Instructions to follow:
Every line with "social" in it should be copied from the data.

*** Information given ***

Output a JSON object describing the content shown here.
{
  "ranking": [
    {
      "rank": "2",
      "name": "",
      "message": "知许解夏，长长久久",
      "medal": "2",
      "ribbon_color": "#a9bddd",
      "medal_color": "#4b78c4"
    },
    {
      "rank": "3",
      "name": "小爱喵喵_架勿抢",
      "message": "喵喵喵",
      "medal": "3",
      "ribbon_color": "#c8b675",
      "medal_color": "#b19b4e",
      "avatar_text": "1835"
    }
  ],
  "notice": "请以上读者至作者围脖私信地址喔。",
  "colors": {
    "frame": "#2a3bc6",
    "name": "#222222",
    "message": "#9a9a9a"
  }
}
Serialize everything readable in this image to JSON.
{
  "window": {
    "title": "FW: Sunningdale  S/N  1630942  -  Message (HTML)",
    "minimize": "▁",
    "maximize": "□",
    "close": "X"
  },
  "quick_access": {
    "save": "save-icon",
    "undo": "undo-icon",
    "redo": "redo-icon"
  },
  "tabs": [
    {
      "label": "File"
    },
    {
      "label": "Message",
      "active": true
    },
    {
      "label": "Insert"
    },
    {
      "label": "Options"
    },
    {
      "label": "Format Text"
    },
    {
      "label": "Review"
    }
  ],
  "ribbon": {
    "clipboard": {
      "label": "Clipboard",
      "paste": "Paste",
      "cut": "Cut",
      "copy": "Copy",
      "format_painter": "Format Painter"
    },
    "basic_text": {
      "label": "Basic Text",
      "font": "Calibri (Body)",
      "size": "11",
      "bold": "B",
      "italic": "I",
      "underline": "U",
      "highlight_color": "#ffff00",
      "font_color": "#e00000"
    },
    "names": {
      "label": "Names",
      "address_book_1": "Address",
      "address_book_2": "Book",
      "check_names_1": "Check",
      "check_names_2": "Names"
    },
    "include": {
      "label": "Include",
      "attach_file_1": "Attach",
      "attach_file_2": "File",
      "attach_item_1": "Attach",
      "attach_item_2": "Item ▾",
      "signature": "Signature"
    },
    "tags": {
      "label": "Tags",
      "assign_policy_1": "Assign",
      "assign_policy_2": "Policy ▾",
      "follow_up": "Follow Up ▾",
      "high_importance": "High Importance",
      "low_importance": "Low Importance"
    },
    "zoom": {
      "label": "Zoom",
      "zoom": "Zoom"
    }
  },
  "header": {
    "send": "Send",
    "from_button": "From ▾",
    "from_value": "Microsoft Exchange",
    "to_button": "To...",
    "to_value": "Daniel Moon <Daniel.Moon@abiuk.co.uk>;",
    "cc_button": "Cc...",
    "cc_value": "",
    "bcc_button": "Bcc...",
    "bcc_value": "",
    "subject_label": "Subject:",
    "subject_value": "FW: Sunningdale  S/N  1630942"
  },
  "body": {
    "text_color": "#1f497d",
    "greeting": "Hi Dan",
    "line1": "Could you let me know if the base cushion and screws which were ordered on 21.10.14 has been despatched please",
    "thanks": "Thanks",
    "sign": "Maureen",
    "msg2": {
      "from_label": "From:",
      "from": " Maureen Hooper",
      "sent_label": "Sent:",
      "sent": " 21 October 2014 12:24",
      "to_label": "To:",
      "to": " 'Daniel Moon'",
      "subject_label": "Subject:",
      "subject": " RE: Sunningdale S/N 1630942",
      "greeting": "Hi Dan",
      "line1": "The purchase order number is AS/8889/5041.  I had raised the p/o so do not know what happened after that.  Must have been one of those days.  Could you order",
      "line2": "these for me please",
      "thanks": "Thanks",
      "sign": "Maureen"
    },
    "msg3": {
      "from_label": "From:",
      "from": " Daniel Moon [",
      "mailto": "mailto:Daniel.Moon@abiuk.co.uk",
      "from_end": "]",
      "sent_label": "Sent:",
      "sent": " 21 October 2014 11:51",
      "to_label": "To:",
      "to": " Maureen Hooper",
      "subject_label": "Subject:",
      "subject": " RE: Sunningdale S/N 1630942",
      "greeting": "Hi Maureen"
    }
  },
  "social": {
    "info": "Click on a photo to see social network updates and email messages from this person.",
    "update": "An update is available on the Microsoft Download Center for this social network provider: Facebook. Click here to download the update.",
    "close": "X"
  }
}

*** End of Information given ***

Response to this exercise:
  "social": {
    "info": "Click on a photo to see social network updates and email messages from this person.",
    "update": "An update is available on the Microsoft Download Center for this social network provider: Facebook. Click here to download the update.",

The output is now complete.